Youth will be served at Final Four
Jim Calhoun started his coaching career at Old Lyme High School
in Connecticut in 1965.
Forty-six years later he’ll lead the University of Connecticut
into the Final Four for the fourth time, looking for national
championship No. 3.
John Calipari was 6 when Calhoun first blew a whistle at
practice. He’s been in coaching for 29 years and will lead
Kentucky, the third school he has taken to a Final Four, in
The other two coaches are coaching’s version of the ”Kiddie
Brad Stevens was born in 1976, five years into Calhoun’s first
Division I head coaching job at Northeastern. Stevens is making his
second consecutive Final Four appearance with Butler, the surprise
team in the national semifinals until Sunday, when Shaka Smart led
11th-seeded Virginia Commonwealth over No. 1 Kansas 71-61 on

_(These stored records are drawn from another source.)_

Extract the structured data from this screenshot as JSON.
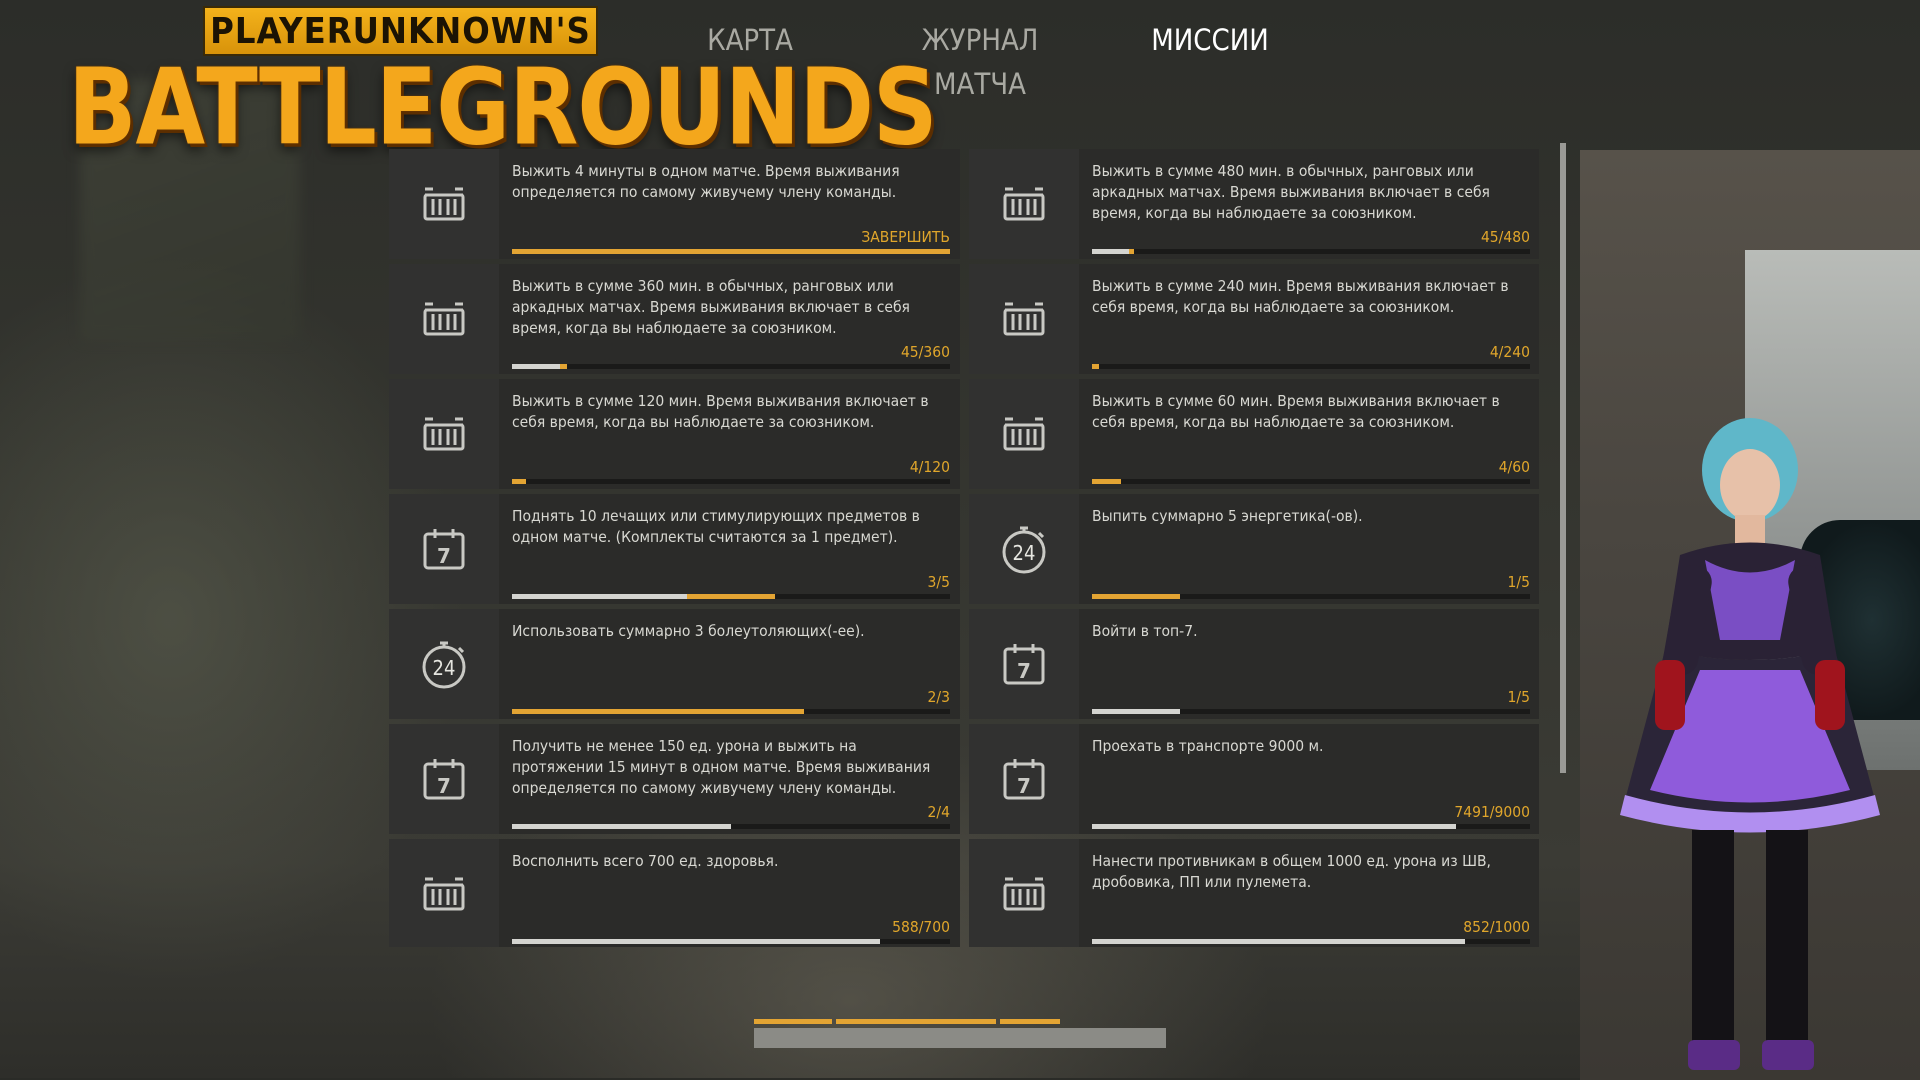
{
  "logo": {
    "line1": "PLAYERUNKNOWN'S",
    "line2": "BATTLEGROUNDS"
  },
  "nav": {
    "tabs": [
      {
        "label": "КАРТА",
        "active": false
      },
      {
        "label": "ЖУРНАЛ МАТЧА",
        "active": false
      },
      {
        "label": "МИССИИ",
        "active": true
      }
    ]
  },
  "missions": [
    {
      "icon": "crate-icon",
      "text": "Выжить 4 минуты в одном матче. Время выживания определяется по самому живучему члену команды.",
      "progress_label": "ЗАВЕРШИТЬ",
      "completed": 1.0,
      "new_progress": 0.0
    },
    {
      "icon": "crate-icon",
      "text": "Выжить в сумме 480 мин. в обычных, ранговых или аркадных матчах. Время выживания включает в себя время, когда вы наблюдаете за союзником.",
      "progress_label": "45/480",
      "completed": 0.085,
      "new_progress": 0.012
    },
    {
      "icon": "crate-icon",
      "text": "Выжить в сумме 360 мин. в обычных, ранговых или аркадных матчах. Время выживания включает в себя время, когда вы наблюдаете за союзником.",
      "progress_label": "45/360",
      "completed": 0.11,
      "new_progress": 0.015
    },
    {
      "icon": "crate-icon",
      "text": "Выжить в сумме 240 мин. Время выживания включает в себя время, когда вы наблюдаете за союзником.",
      "progress_label": "4/240",
      "completed": 0.0,
      "new_progress": 0.017
    },
    {
      "icon": "crate-icon",
      "text": "Выжить в сумме 120 мин. Время выживания включает в себя время, когда вы наблюдаете за союзником.",
      "progress_label": "4/120",
      "completed": 0.0,
      "new_progress": 0.033
    },
    {
      "icon": "crate-icon",
      "text": "Выжить в сумме 60 мин. Время выживания включает в себя время, когда вы наблюдаете за союзником.",
      "progress_label": "4/60",
      "completed": 0.0,
      "new_progress": 0.067
    },
    {
      "icon": "calendar-7-icon",
      "text": "Поднять 10 лечащих или стимулирующих предметов в одном матче. (Комплекты считаются за 1 предмет).",
      "progress_label": "3/5",
      "completed": 0.4,
      "new_progress": 0.2
    },
    {
      "icon": "stopwatch-24-icon",
      "text": "Выпить суммарно 5 энергетика(-ов).",
      "progress_label": "1/5",
      "completed": 0.0,
      "new_progress": 0.2
    },
    {
      "icon": "stopwatch-24-icon",
      "text": "Использовать суммарно 3 болеутоляющих(-ее).",
      "progress_label": "2/3",
      "completed": 0.0,
      "new_progress": 0.667
    },
    {
      "icon": "calendar-7-icon",
      "text": "Войти в топ-7.",
      "progress_label": "1/5",
      "completed": 0.2,
      "new_progress": 0.0
    },
    {
      "icon": "calendar-7-icon",
      "text": "Получить не менее 150 ед. урона и выжить на протяжении 15 минут в одном матче. Время выживания определяется по самому живучему члену команды.",
      "progress_label": "2/4",
      "completed": 0.5,
      "new_progress": 0.0
    },
    {
      "icon": "calendar-7-icon",
      "text": "Проехать в транспорте 9000 м.",
      "progress_label": "7491/9000",
      "completed": 0.832,
      "new_progress": 0.0
    },
    {
      "icon": "crate-icon",
      "text": "Восполнить всего 700 ед. здоровья.",
      "progress_label": "588/700",
      "completed": 0.84,
      "new_progress": 0.0
    },
    {
      "icon": "crate-icon",
      "text": "Нанести противникам в общем 1000 ед. урона из ШВ, дробовика, ПП или пулемета.",
      "progress_label": "852/1000",
      "completed": 0.852,
      "new_progress": 0.0
    }
  ],
  "colors": {
    "accent": "#e3a433",
    "progress_text": "#e0a62b",
    "text": "#d8d8d2",
    "card_bg": "#2b2b29"
  }
}
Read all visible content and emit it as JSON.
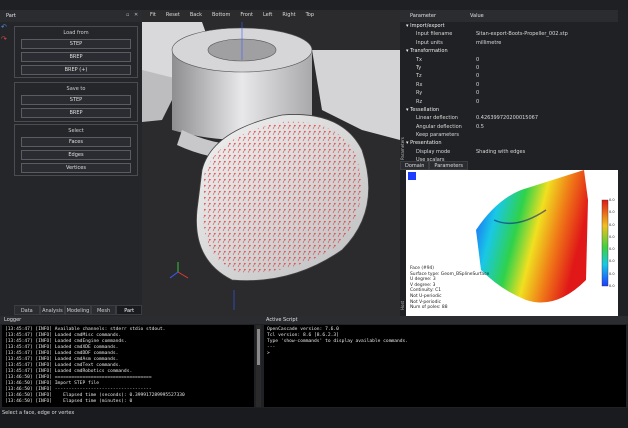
{
  "left_panel": {
    "title": "Part",
    "toolbar_icons": [
      "undo-icon",
      "redo-icon"
    ],
    "load_from": {
      "title": "Load from",
      "buttons": [
        "STEP",
        "BREP",
        "BREP (+)"
      ]
    },
    "save_to": {
      "title": "Save to",
      "buttons": [
        "STEP",
        "BREP"
      ]
    },
    "select": {
      "title": "Select",
      "buttons": [
        "Faces",
        "Edges",
        "Vertices"
      ]
    },
    "tabs": [
      "Data",
      "Analysis",
      "Modeling",
      "Mesh",
      "Part"
    ],
    "active_tab": "Part"
  },
  "viewport": {
    "toolbar": [
      "Fit",
      "Reset",
      "Back",
      "Bottom",
      "Front",
      "Left",
      "Right",
      "Top"
    ]
  },
  "parameters": {
    "header": {
      "name": "Parameter",
      "value": "Value"
    },
    "rows": [
      {
        "name": "Import/export",
        "value": "",
        "section": true
      },
      {
        "name": "Input filename",
        "value": "Sitan-export-Boots-Propeller_002.stp",
        "section": false
      },
      {
        "name": "Input units",
        "value": "millimetre",
        "section": false
      },
      {
        "name": "Transformation",
        "value": "",
        "section": true
      },
      {
        "name": "Tx",
        "value": "0",
        "section": false
      },
      {
        "name": "Ty",
        "value": "0",
        "section": false
      },
      {
        "name": "Tz",
        "value": "0",
        "section": false
      },
      {
        "name": "Rx",
        "value": "0",
        "section": false
      },
      {
        "name": "Ry",
        "value": "0",
        "section": false
      },
      {
        "name": "Rz",
        "value": "0",
        "section": false
      },
      {
        "name": "Tessellation",
        "value": "",
        "section": true
      },
      {
        "name": "Linear deflection",
        "value": "0.426399720200015067",
        "section": false
      },
      {
        "name": "Angular deflection",
        "value": "0.5",
        "section": false
      },
      {
        "name": "Keep parameters",
        "value": "",
        "section": false
      },
      {
        "name": "Presentation",
        "value": "",
        "section": true
      },
      {
        "name": "Display mode",
        "value": "Shading with edges",
        "section": false
      },
      {
        "name": "Use scalars",
        "value": "",
        "section": false
      }
    ],
    "tabs": [
      "Domain",
      "Parameters"
    ],
    "side_labels": [
      "Parameters",
      "Host"
    ]
  },
  "face_info": {
    "lines": [
      "Face (#94)",
      "Surface type: Geom_BSplineSurface",
      "U degree: 3",
      "V degree: 3",
      "Continuity: C1",
      "Not U-periodic",
      "Not V-periodic",
      "Num of poles: 88"
    ],
    "colorbar_ticks": [
      "0.0",
      "0.0",
      "0.0",
      "0.0",
      "0.0",
      "0.0",
      "0.0",
      "0.0"
    ]
  },
  "logger": {
    "title": "Logger",
    "lines": [
      "[13:45:47] [INFO] Available channels: stderr stdio stdout.",
      "[13:45:47] [INFO] Loaded cmdMisc commands.",
      "[13:45:47] [INFO] Loaded cmdEngine commands.",
      "[13:45:47] [INFO] Loaded cmdXDE commands.",
      "[13:45:47] [INFO] Loaded cmdDDF commands.",
      "[13:45:47] [INFO] Loaded cmdAsm commands.",
      "[13:45:47] [INFO] Loaded cmdText commands.",
      "[13:45:47] [INFO] Loaded cmdRobotics commands.",
      "[13:46:50] [INFO] ===================================",
      "[13:46:50] [INFO] Import STEP file",
      "[13:46:50] [INFO] -----------------------------------",
      "[13:46:50] [INFO]    Elapsed time (seconds): 0.399917289995527330",
      "[13:46:50] [INFO]    Elapsed time (minutes): 0"
    ]
  },
  "script": {
    "title": "Active Script",
    "lines": [
      "OpenCascade version: 7.6.0",
      "Tcl version: 8.6 [8.6.2.3]",
      "Type 'show-commands' to display available commands.",
      "---",
      ">"
    ]
  },
  "status_bar": {
    "text": "Select a face, edge or vertex"
  },
  "colors": {
    "panel": "#24262a",
    "viewport": "#2b2b2d",
    "accent_red": "#e03a3a"
  }
}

Sunday. The Rams become just the third No. 11 seed to reach the
Final Four, and their coach also will be the youngest in Houston
Born a year after Stevens, their combined ages don’t reach
Calhoun’s 68 years.
Both Stevens and Smart are in their first head coaching
position, and both will be hot topics of rumors about moving up to
a more influential – and richer – coaching spot.
”Talking about me as a young coach, I think we’re right around
the same age,” Smart said, referring to Stevens. ”He’s been a
head coach a couple of years longer than me, and he has had a lot
more success. They made the championship game last year and now
back-to-back Final Fours. Obviously, they’re doing a lot of things
right over there at Butler.”
Smart’s doing something right at VCU, which is headed to the
Final Four for the first time. The Rams have been on a run that
dispatched teams from five of the six BCS conferences. Now they get
Butler, a team from a conference – the Horizon League – which is a
lot closer to VCU’s Colonial Athletic Association.
”So with us and Butler matching up going to the semifinals it’s
a game for – I don’t want to say the little guys – but the
medium-sized guys, and we’re excited about it,” Smart said.
It might not be for the little guys, but it is between two
people who would be sent to the ”little coaches” table at holiday
Stevens shocked everybody last season with Butler’s run to a
Final Four being played just 6 miles from its campus. He certainly
didn’t let it go to his head.
”I’m incredibly proud of these guys. They carried their coach
today in a big way,” he said after Butler beat Florida in the
Southeast Regional final. ”I was saying I got out-coached big
time. But our assistants did a great job and our players did a
great job, and just a special group. We’re really lucky that
they’re Butler Bulldogs.”
Calipari led Massachusetts to the Final Four in 1996 and Memphis
to the championship game in 2008 and both finishes were vacated by
the NCAA for rules violations. He was asked after the Wildcats’
76-69 victory over North Carolina on Sunday about his place in
college basketball history.
”I’m young enough to not worry about my legacy,” he said.
”I’m just trying to win another game.”
So, too, is Calhoun.
Inducted into the Naismith Memorial Hall of Fame in 2005, he has
won 823 games, third among active coaches behind Mike Krzyzewski
and Jim Boeheim and sixth on the all-time list. He has won seven
Big East titles, including this season when the conference was
considered to be among the best of all time.
This wasn’t the smoothest of seasons for Calhoun.
He was suspended by the NCAA for three games next season for
recruiting violations committed under his watch, though the program
dodged a major sanction when it was spared a postseason ban. There
were a lot of games when the three freshmen played like freshmen.
The end of the season saw the Huskies tumble to ninth in the
But they went on a streak for the ages, winning five games in as
many days to win the Big East tournament and then won the four NCAA
tournament games to reach the Final Four.
”I’ve been fortunate over 39 years to have a lot of teams do a
lot of different things, but never could I imagine the team winning
nine games in tournament play in 19 days,” he said, referring to
the run that included six ranked teams. ”This unique group of
young guys have just given me a thrill beyond compare.”